  4. Don’t rely solely on books. They won’t usually contain everything you can find in your area. Preferably find a local who spends a lot of their time in nature to pick their brains! 
  5. Follow the seasons. Remember that you can find different things to forage throughout the year, different delicacies can be found depending on the season.
  6. Some things you find will pack a huge punch, like wild ginger. Instead, try drying these to use small amounts in your cooking.
  7. Make sure you know what you're eating. Ripeness is important because some foods can be dangerous or just taste terrible if they are not ripe or overripe. Also especially with mushrooms, be sure to be aware of the edible varieties' poisonous counterparts.
  8. Only take what you need. Please never over-harvest, always leave more than you take. Plants rely on their root systems to self propagate as mushrooms rely on their mycelium. 
  9. Storage. If you use a breathable sack while foraging for mushrooms, they will be able to release their spores along your walk! And they keep fresh longer that way, versus in something airtight.
  10. Always cross-reference and use many resources to learn about plants and fungi.  Some apps are great, still better to be sure and get multiple expert opinions.
  11. Buddy system! A safe practice whenever walking through nature is to take a friend and wear bright colors! Something reflective could save your life from hunting accidents.
  12. M O I S T. Ask any seasoned forager and they’ll tell you to wait for a rainy day and plan to forage right after! The best finds, especially in the mushroom kingdom, can only be found in moist environments. 
  13. Be gentle. Try not to remove the roots when you forage and bring a nice sharp knife to make a clean cut, close to the earth.
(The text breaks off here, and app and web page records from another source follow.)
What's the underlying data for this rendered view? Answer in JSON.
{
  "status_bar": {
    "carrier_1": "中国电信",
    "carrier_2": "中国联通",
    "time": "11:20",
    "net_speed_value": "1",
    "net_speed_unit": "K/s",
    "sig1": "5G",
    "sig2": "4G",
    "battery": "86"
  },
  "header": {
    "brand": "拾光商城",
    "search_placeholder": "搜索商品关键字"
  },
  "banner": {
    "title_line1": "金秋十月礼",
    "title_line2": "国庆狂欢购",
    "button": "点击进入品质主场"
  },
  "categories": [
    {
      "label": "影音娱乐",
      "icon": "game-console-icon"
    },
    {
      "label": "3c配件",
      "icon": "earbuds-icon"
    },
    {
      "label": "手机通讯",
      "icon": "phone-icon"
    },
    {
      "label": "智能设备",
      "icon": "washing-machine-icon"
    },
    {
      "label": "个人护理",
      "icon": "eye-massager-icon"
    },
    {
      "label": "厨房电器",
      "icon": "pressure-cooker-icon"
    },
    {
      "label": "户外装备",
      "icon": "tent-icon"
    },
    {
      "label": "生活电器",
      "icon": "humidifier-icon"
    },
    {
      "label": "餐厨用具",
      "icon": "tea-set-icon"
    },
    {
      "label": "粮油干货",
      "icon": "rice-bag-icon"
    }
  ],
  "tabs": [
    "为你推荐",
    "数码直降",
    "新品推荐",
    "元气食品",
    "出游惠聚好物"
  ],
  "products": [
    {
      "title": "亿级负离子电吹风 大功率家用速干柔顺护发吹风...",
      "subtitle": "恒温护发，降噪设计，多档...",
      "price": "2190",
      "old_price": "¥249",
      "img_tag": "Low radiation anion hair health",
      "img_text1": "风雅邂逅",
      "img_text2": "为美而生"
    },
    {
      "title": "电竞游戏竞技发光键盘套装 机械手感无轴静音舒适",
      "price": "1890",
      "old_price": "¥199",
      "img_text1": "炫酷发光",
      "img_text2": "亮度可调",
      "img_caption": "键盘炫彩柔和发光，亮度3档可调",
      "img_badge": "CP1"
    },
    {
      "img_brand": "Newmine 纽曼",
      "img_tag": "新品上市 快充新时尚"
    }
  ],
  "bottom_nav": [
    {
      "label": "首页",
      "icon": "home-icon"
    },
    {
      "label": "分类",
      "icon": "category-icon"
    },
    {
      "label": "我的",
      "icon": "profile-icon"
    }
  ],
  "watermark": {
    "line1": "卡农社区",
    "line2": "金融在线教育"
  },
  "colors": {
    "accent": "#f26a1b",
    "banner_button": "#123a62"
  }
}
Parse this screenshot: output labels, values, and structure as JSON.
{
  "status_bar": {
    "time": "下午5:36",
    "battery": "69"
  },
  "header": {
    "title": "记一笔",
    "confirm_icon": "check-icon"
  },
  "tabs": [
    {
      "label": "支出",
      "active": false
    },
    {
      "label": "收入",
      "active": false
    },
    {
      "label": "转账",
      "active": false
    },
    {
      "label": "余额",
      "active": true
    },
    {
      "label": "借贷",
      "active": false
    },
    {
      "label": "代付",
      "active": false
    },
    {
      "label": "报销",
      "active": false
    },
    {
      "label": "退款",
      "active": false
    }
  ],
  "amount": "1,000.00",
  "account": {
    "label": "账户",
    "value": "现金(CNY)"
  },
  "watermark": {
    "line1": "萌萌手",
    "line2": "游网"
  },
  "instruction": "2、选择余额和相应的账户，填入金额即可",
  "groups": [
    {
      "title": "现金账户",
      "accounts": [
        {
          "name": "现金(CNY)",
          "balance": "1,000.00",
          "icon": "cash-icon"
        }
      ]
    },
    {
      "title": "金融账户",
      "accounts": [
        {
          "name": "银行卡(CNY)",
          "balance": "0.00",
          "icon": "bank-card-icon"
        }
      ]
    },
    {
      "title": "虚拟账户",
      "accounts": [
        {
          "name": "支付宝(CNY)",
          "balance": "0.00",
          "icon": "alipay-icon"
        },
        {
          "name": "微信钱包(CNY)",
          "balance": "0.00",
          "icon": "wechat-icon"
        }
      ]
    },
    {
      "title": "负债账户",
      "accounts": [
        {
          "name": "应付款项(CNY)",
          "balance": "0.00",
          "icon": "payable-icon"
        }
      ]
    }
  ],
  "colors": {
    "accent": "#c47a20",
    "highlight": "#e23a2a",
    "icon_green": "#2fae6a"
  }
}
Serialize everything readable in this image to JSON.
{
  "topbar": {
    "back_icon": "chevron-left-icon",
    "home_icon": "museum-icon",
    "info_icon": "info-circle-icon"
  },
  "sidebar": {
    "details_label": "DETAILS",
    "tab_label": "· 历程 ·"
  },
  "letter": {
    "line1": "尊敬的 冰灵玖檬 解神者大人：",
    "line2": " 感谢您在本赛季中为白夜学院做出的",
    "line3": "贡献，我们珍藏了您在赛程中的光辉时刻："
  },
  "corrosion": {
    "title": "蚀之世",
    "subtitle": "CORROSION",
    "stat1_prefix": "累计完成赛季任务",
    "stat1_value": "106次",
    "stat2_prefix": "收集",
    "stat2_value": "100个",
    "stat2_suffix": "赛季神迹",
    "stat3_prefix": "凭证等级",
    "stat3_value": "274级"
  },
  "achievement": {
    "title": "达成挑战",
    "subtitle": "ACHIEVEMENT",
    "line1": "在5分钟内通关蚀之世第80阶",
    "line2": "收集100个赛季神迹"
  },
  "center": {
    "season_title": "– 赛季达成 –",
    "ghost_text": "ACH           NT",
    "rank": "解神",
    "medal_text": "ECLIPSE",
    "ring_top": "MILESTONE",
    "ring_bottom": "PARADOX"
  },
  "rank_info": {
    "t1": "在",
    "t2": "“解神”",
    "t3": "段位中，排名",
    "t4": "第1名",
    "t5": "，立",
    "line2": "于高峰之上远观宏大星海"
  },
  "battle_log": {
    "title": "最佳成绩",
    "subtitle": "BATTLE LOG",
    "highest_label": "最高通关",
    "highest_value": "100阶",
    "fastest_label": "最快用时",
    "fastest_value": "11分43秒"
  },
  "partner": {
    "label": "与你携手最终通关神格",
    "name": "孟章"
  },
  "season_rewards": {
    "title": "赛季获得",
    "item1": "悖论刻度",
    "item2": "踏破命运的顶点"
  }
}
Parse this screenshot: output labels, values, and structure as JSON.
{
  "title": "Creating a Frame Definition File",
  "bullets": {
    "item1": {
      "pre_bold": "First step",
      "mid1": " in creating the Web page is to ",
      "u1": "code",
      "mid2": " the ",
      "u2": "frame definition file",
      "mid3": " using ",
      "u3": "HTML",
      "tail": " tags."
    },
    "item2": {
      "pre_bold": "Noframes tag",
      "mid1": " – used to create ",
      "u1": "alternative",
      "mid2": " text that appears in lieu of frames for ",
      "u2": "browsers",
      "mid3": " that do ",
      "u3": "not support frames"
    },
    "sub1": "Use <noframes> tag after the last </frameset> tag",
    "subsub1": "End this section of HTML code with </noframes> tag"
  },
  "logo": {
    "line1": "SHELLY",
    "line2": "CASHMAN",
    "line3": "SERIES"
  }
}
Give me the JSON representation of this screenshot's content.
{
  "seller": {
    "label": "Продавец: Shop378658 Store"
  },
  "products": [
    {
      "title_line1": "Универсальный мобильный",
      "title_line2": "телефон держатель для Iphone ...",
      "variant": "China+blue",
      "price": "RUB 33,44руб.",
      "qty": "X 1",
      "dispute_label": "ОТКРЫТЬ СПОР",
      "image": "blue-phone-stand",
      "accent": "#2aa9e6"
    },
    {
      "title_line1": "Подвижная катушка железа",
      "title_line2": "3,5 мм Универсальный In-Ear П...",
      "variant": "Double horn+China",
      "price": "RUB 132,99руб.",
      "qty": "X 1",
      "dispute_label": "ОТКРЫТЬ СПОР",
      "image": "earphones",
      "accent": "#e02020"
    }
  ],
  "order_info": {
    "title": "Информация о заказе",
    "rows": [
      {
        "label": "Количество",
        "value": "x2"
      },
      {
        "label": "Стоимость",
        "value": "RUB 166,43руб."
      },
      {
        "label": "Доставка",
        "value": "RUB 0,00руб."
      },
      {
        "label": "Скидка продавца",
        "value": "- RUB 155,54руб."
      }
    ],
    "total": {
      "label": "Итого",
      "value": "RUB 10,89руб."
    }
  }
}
  14. HAVE FUN! Foraging is a whole new world! You will feel more connected to your health and your environment after you become more acquainted, and the flavors will be unparalleled to what you can find at the grocery store.

Happy foraging!